Just to note, this is my three days assesments of WebWare (basically
just a few hours), so what I noted may or may not be true :) I've also
only played with twisted for a while (like 2-3 months) and I'm not on it
full time, really.
On Mon, 2003-08-25 at 13:47, rtjohan@... wrote:
> How would you compare Webware to Twisted? Is Twisted overkill for creating
> web applications?
So far, I've just touch base on Twisted and will be creating an app with
is. Twisted shines when what you need is to connect to other hosts/nodes
with different protocols (web clients, snmp clients and servers, process
scheduling, queuing, etc), and vice versa, and Web serving, is /not/ a
big part of your app.
> Would you say webware+PSP/Cheetah or Twisted is more
> efficient in creting web apps?
When you say efficiency, it can mean a few things, especially when it
comes to developer efficiency. I believe webware is more developer
friendly when it comes to building web centric apps. I'm able to get a
hello world page up in no time with webware, because there's no code
overheads to it. It does what I tell it to do.
PSP (IMO it looks uglier than PHP) allows developers to build straight
forward apps like PHP, and it's got the advantage that modules in python
can be reused. And if I need more functionality than that, I can always
use servlets. I like the fact that PSP code actually becomes a servlet
I know what Cheetah is, but have not worked it with WebWare yet, but I
think it's a cleaner templating engine than PSP, then again, PSP will
make it easier for developers to get acquainted with Webware.
In Twisted, you have Woven, which really separates the app, from the
presentation logic, and woven templates are XML files, which you define
the model, and the view of the model. That is you say, your dict could
be the model, and the view converts the dict into something meaningful,
and the template will use these to create a web page, all in a minidom
style of coding. Bah, what am I saying, it is difficult for programmers
to deal with MVC style of coding, and it can lead to developers being
lazy, doing things manually as long as the results look right.
Blocking code in your page rendering (say a recursive function, or using
os.popen() with a long running process) can make the twisted server wait
and it will make twisted seems that it hangs. It's easy to make blocking
code, even if there are ways to make things not block, it's just that
developers will take the easy way out, as, event driven programming
(with callbacks) are a pain to deal with.
It's still doesn't mean that I don't like twisted :)
> Stability problems on either one?
I have not done anything yet to break Webware (although that machine
freezes that I got twice in a row, after running Webware for a few
hours, I'm not sure what really happens though).

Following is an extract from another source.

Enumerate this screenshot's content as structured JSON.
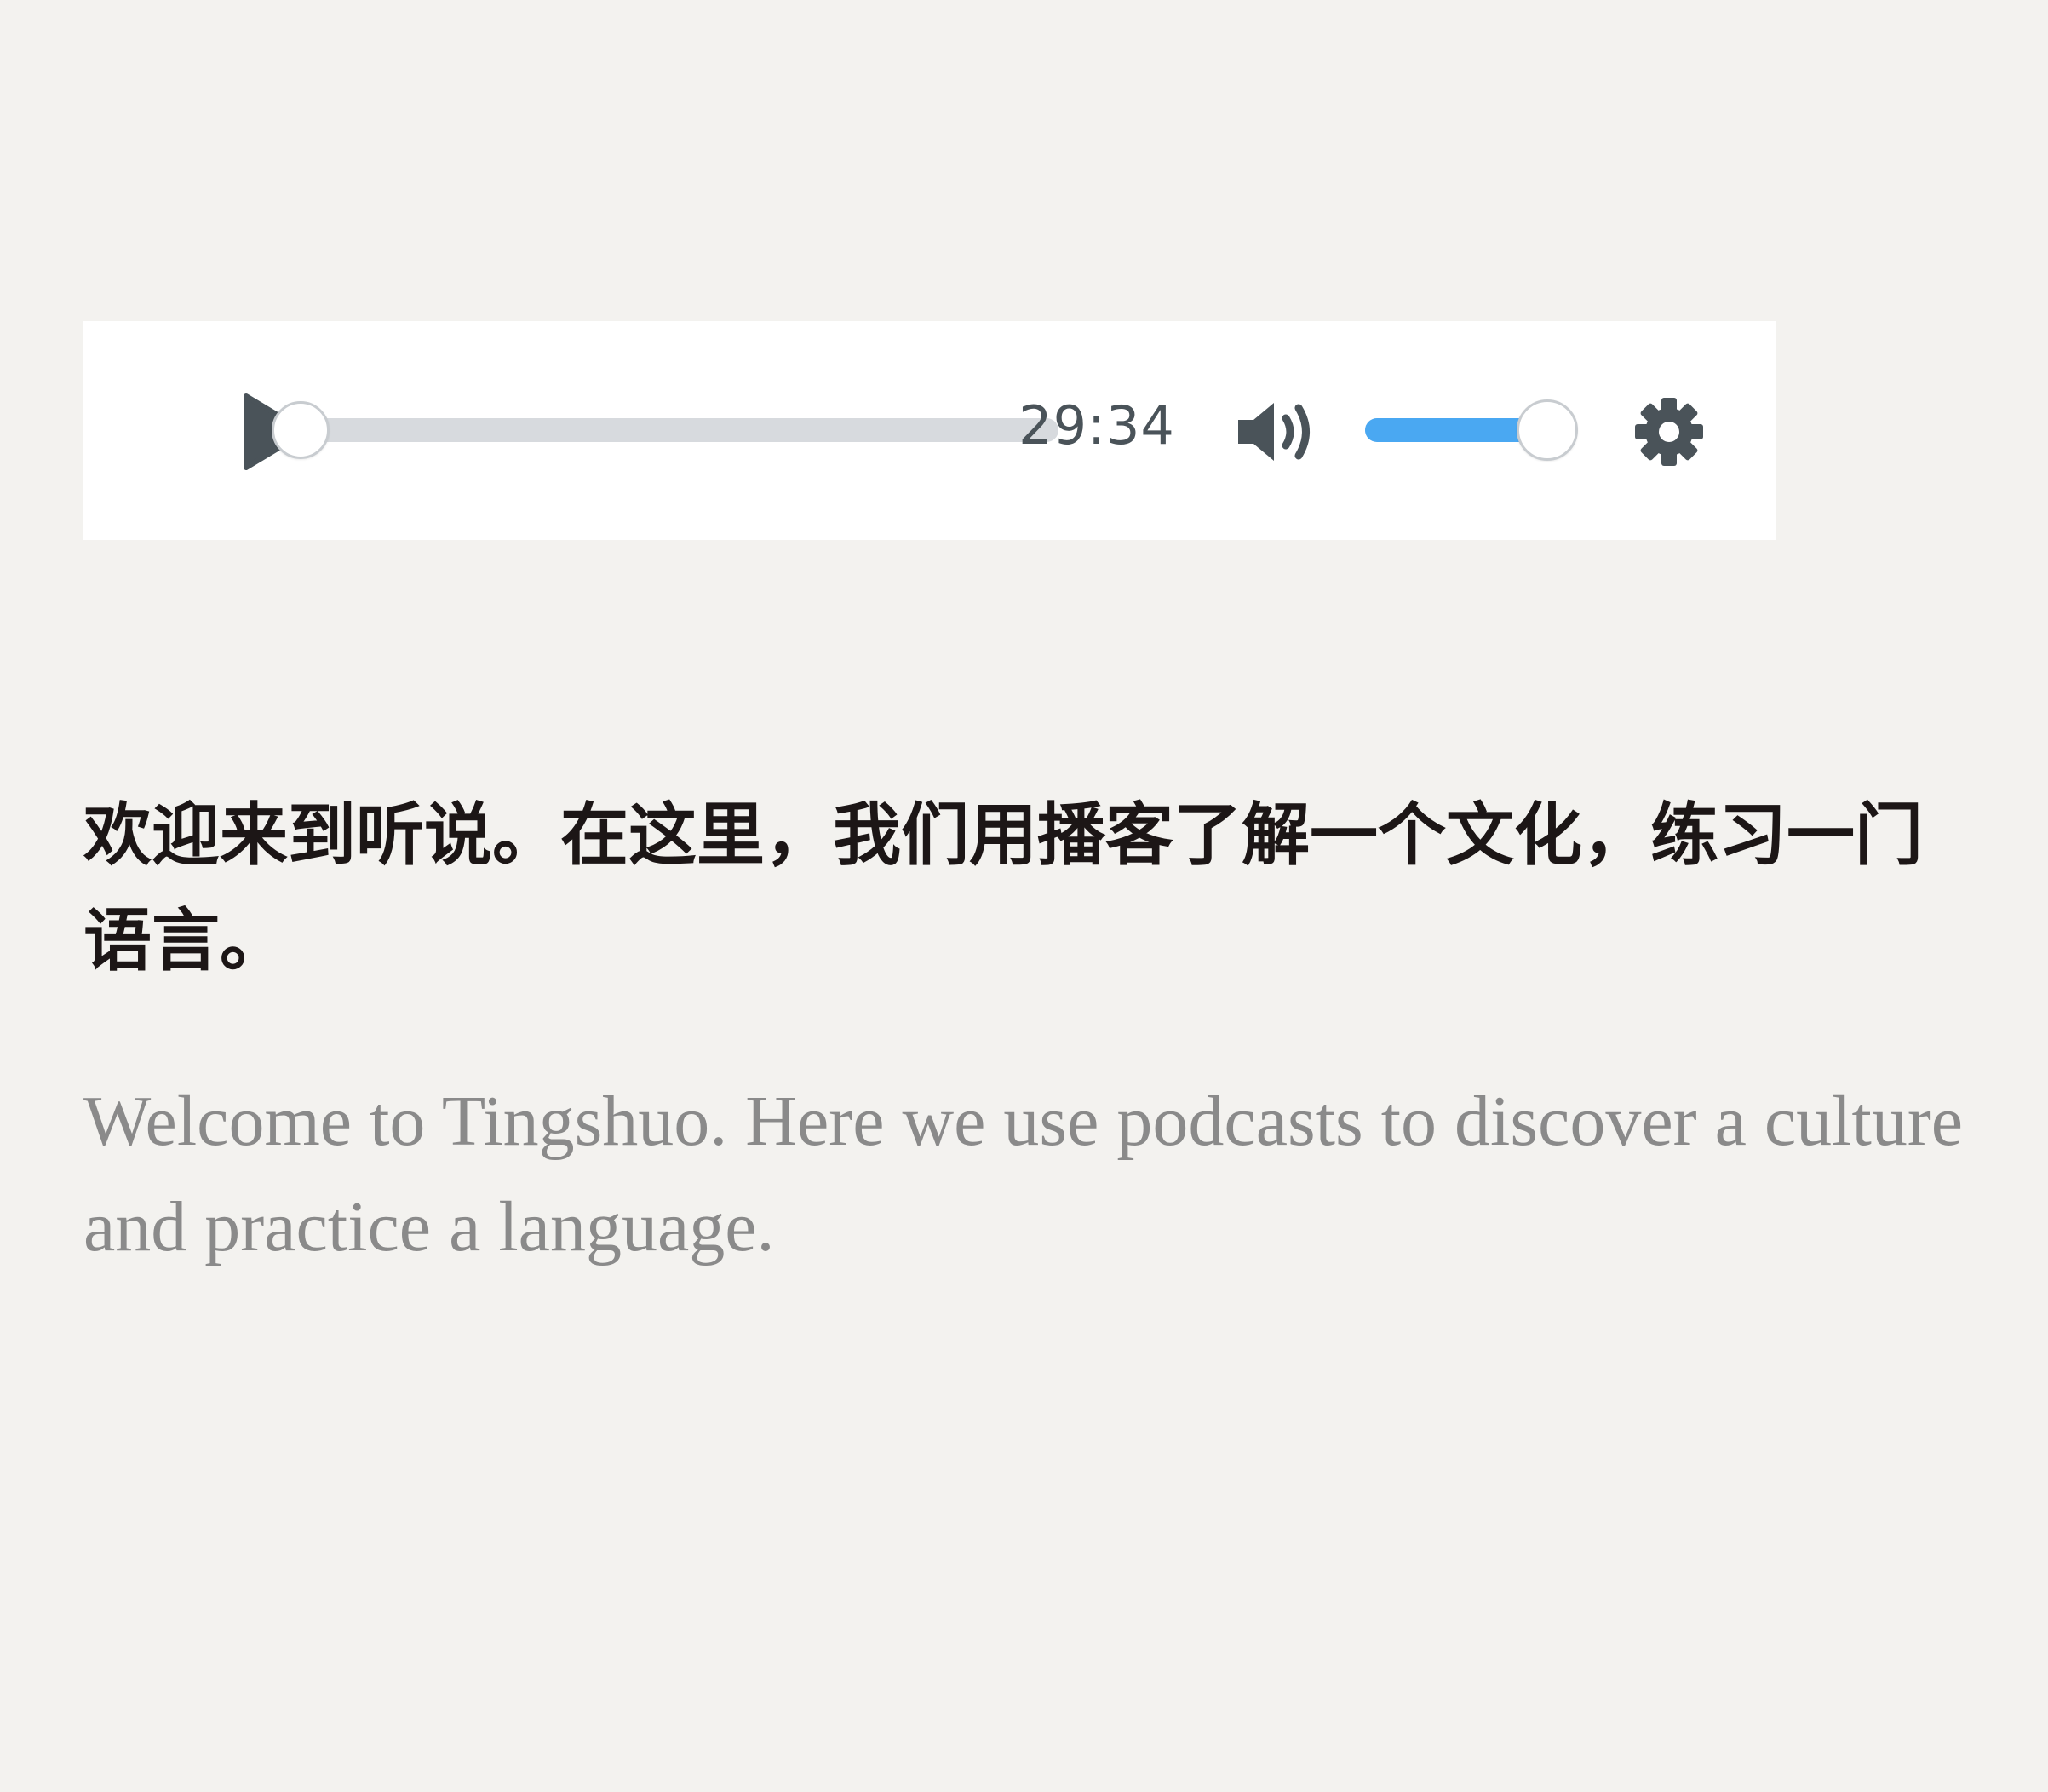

With twisted, it is so much easier to make your app freeze (but in
reality it's not) just because you have an exception that is not handled
in an errBack (error callback). You can try it out your self, download
quotient from divmod.org, run it (after reading the instructions) and
point it to a mail server with lots of emails. After clicking on your
site a few times, you'll find that the webserver is not responding to
your clicks anymore, but the mail client is still downloading and
processing your mails. Also, the app will take up to 100% of your CPU,
not sure why it does, and at this point you will just download Zoe, and
get productive with that instead :)
And since quotient is done by a twisted developer, doing it the twisted
way, showing off the capabilities of twisted, it really shows that doing
a webapp is hard with twisted.
Stability? Well, I'm not sure which on is more stable.
Is such an app, say an RSS collector, and/or a mail reader that runs
once in a while, which later indexes everything, with a web front end,
possible with WebWare? I should think so, though I'm not sure where to